Action item> Search the records below for "title"; copy each line that has it.

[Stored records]
########

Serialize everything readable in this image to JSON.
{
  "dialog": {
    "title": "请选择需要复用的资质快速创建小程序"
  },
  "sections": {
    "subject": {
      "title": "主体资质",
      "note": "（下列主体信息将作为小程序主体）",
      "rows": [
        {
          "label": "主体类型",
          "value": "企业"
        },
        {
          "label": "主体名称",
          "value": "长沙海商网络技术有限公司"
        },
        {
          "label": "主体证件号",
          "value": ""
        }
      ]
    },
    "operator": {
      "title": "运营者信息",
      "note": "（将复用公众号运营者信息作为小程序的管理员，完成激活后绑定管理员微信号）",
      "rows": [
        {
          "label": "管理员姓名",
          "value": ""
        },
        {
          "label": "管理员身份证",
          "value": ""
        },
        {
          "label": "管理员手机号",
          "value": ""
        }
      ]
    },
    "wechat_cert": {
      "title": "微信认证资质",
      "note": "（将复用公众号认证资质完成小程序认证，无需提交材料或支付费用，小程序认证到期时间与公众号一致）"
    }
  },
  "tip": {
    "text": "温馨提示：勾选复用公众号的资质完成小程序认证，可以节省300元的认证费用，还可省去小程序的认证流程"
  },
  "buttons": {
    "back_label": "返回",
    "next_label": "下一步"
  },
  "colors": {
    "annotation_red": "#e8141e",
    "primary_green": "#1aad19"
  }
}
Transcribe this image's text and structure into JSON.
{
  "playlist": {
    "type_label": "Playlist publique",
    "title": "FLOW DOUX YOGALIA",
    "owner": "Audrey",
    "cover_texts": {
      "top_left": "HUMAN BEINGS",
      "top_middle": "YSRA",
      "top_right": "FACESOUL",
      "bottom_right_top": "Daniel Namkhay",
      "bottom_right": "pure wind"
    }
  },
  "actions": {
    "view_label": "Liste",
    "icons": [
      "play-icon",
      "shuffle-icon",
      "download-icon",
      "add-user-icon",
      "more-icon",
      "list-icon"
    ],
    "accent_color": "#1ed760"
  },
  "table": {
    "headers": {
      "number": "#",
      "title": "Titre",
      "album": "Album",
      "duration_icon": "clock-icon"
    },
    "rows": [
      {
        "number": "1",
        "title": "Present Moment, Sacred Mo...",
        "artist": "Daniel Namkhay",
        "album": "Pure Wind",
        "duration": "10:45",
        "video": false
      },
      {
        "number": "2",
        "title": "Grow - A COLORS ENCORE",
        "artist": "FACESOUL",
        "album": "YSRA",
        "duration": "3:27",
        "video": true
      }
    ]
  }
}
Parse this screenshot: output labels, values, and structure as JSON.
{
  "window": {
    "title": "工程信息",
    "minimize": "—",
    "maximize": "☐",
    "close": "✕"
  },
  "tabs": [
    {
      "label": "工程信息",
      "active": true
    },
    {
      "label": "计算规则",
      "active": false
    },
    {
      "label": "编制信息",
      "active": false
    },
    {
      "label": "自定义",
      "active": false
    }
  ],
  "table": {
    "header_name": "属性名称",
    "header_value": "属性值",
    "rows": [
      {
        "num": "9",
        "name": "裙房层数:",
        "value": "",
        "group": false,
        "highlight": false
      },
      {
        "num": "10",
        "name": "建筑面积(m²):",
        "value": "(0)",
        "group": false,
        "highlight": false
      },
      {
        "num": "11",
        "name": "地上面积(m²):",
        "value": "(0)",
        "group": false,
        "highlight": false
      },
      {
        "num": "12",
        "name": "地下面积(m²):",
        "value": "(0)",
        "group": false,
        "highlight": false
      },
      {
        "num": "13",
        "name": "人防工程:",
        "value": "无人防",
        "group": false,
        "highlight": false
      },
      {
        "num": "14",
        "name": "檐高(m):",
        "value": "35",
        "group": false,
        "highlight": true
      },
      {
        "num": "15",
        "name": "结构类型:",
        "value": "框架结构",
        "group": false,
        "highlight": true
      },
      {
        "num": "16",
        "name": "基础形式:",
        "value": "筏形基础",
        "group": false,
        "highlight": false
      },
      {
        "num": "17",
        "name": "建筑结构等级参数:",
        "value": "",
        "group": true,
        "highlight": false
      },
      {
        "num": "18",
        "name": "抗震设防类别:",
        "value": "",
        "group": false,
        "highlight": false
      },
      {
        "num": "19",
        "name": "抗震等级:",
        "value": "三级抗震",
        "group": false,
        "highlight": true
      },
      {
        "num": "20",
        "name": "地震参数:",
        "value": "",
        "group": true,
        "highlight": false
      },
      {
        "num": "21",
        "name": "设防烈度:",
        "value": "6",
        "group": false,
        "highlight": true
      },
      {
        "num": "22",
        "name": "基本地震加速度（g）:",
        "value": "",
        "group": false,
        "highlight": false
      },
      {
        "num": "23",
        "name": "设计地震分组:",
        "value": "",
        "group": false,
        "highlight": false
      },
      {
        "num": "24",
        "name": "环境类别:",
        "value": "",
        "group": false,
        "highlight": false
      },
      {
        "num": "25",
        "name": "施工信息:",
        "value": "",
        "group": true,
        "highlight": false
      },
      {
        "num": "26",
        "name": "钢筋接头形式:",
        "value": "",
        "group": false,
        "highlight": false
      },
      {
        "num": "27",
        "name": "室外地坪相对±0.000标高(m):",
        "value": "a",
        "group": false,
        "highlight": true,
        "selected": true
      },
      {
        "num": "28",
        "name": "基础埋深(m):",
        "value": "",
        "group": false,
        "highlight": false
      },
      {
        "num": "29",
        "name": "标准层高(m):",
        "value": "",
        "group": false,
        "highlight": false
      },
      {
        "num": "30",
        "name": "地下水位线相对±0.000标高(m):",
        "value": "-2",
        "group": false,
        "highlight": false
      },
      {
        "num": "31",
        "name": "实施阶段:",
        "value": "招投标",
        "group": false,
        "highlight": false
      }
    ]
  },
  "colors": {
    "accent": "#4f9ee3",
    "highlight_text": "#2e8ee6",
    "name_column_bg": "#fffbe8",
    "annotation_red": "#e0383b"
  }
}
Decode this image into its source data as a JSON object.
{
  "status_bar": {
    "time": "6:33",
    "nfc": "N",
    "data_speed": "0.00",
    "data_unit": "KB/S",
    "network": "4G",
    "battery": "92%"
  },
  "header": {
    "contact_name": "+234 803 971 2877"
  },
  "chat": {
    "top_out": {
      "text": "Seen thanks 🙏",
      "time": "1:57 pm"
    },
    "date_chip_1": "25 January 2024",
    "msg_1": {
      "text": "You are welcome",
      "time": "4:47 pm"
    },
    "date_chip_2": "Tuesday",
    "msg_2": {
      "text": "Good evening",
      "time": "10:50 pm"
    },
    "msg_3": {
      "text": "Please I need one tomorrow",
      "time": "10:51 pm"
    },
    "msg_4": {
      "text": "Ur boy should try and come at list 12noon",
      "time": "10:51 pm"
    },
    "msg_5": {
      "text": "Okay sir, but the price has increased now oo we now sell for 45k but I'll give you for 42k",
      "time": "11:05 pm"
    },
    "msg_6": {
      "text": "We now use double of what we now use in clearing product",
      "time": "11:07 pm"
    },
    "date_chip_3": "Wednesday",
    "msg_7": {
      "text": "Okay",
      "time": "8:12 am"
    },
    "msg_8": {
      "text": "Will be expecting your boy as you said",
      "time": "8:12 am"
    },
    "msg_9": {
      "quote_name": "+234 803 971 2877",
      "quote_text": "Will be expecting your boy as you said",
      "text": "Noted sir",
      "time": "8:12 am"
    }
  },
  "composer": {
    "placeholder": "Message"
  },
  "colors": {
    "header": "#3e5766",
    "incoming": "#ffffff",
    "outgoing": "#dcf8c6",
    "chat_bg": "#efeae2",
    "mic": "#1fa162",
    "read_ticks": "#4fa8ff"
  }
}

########

Response to the task>
    "title": "请选择需要复用的资质快速创建小程序"
      "title": "主体资质",
      "title": "运营者信息",
      "title": "微信认证资质",
    "title": "FLOW DOUX YOGALIA",
      "title": "Titre",
        "title": "Present Moment, Sacred Mo...",
        "title": "Grow - A COLORS ENCORE",
    "title": "工程信息",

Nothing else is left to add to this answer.